Required action: Without the pictures, reproduce the entries below exactly.

Element data from apps and pages:
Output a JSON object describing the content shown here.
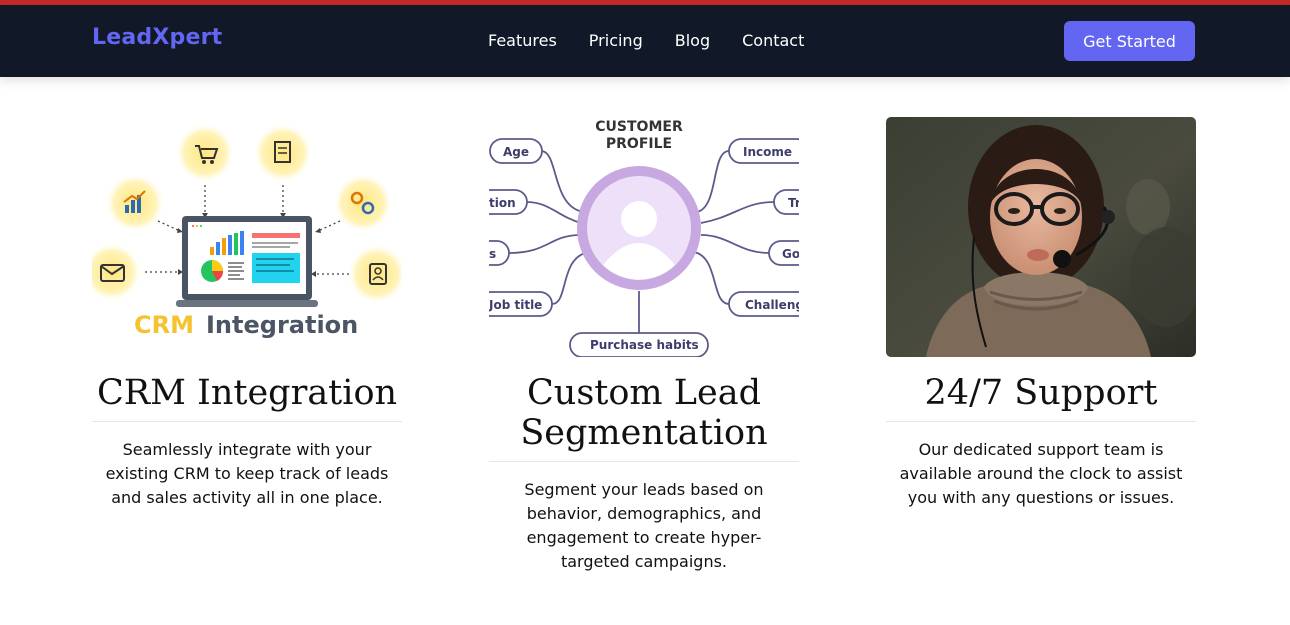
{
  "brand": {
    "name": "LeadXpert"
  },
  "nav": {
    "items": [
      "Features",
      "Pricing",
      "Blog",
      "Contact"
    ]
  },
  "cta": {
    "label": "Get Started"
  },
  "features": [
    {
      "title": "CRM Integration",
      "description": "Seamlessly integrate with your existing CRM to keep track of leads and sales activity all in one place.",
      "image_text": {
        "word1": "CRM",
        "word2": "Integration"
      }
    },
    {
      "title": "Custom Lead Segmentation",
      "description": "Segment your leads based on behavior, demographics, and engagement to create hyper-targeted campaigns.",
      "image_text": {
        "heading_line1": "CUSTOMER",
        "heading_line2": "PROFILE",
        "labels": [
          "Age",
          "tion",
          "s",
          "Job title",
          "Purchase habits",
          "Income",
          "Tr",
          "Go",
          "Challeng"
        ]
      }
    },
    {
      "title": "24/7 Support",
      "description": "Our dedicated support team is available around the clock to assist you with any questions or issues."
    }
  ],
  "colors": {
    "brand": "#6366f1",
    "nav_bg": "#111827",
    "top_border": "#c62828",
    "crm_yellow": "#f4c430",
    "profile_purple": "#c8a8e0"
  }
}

Problem solution:
Output a JSON object describing the content shown here.
{
  "brand": {
    "name": "LeadXpert"
  },
  "nav": {
    "items": [
      "Features",
      "Pricing",
      "Blog",
      "Contact"
    ]
  },
  "cta": {
    "label": "Get Started"
  },
  "features": [
    {
      "title": "CRM Integration",
      "description": "Seamlessly integrate with your existing CRM to keep track of leads and sales activity all in one place.",
      "image_text": {
        "word1": "CRM",
        "word2": "Integration"
      }
    },
    {
      "title": "Custom Lead Segmentation",
      "description": "Segment your leads based on behavior, demographics, and engagement to create hyper-targeted campaigns.",
      "image_text": {
        "heading_line1": "CUSTOMER",
        "heading_line2": "PROFILE",
        "labels": [
          "Age",
          "tion",
          "s",
          "Job title",
          "Purchase habits",
          "Income",
          "Tr",
          "Go",
          "Challeng"
        ]
      }
    },
    {
      "title": "24/7 Support",
      "description": "Our dedicated support team is available around the clock to assist you with any questions or issues."
    }
  ],
  "colors": {
    "brand": "#6366f1",
    "nav_bg": "#111827",
    "top_border": "#c62828",
    "crm_yellow": "#f4c430",
    "profile_purple": "#c8a8e0"
  }
}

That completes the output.